Exercise prompt :: Could you give the number of lines in the entries below that contain the word "song"? Only the number is wanted.

[Excerpts from an interface dataset]

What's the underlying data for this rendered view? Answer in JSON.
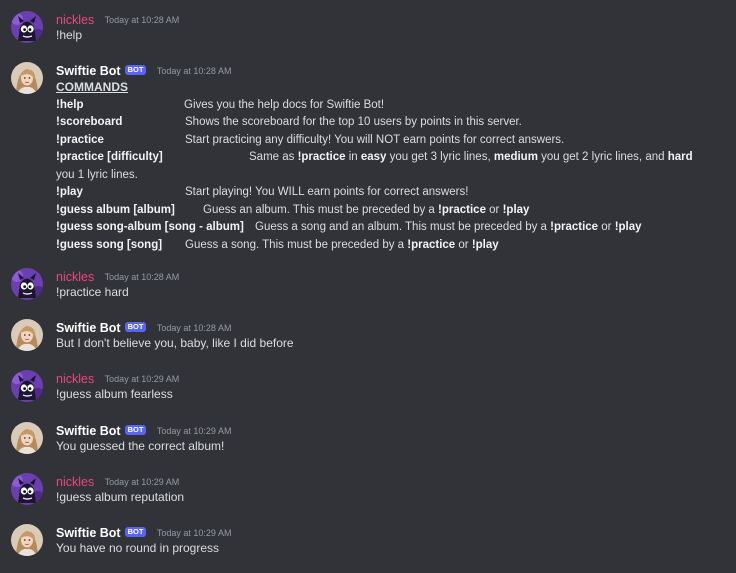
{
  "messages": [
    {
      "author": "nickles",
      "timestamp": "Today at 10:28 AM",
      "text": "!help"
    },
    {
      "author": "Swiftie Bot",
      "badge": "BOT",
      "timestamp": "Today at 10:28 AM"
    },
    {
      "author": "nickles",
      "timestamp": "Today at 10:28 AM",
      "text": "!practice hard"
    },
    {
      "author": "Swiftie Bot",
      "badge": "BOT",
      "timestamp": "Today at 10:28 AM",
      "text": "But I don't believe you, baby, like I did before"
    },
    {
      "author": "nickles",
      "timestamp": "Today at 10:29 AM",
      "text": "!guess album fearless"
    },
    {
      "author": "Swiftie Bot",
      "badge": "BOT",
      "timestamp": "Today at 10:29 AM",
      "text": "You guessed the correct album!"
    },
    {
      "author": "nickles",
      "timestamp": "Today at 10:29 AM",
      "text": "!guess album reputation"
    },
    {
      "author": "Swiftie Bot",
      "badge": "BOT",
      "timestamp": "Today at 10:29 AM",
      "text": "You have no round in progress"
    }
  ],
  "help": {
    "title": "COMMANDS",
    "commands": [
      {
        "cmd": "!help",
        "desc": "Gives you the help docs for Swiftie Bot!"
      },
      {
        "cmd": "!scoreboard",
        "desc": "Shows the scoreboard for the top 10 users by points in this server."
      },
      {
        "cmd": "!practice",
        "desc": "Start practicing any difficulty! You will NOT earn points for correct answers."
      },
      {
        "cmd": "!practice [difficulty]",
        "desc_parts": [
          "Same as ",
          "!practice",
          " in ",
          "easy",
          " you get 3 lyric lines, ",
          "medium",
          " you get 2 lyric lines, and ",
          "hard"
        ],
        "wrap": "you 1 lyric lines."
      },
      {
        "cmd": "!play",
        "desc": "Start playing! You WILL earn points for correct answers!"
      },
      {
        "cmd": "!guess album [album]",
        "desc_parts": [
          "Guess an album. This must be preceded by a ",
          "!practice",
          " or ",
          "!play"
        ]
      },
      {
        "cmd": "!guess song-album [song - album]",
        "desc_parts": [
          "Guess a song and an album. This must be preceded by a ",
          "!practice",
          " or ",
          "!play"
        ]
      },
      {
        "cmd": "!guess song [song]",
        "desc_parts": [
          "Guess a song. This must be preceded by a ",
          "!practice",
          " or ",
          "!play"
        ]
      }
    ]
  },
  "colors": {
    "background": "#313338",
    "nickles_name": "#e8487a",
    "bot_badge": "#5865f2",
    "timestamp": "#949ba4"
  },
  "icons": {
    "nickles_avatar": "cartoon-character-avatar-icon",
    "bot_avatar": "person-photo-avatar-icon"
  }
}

Solution :: 4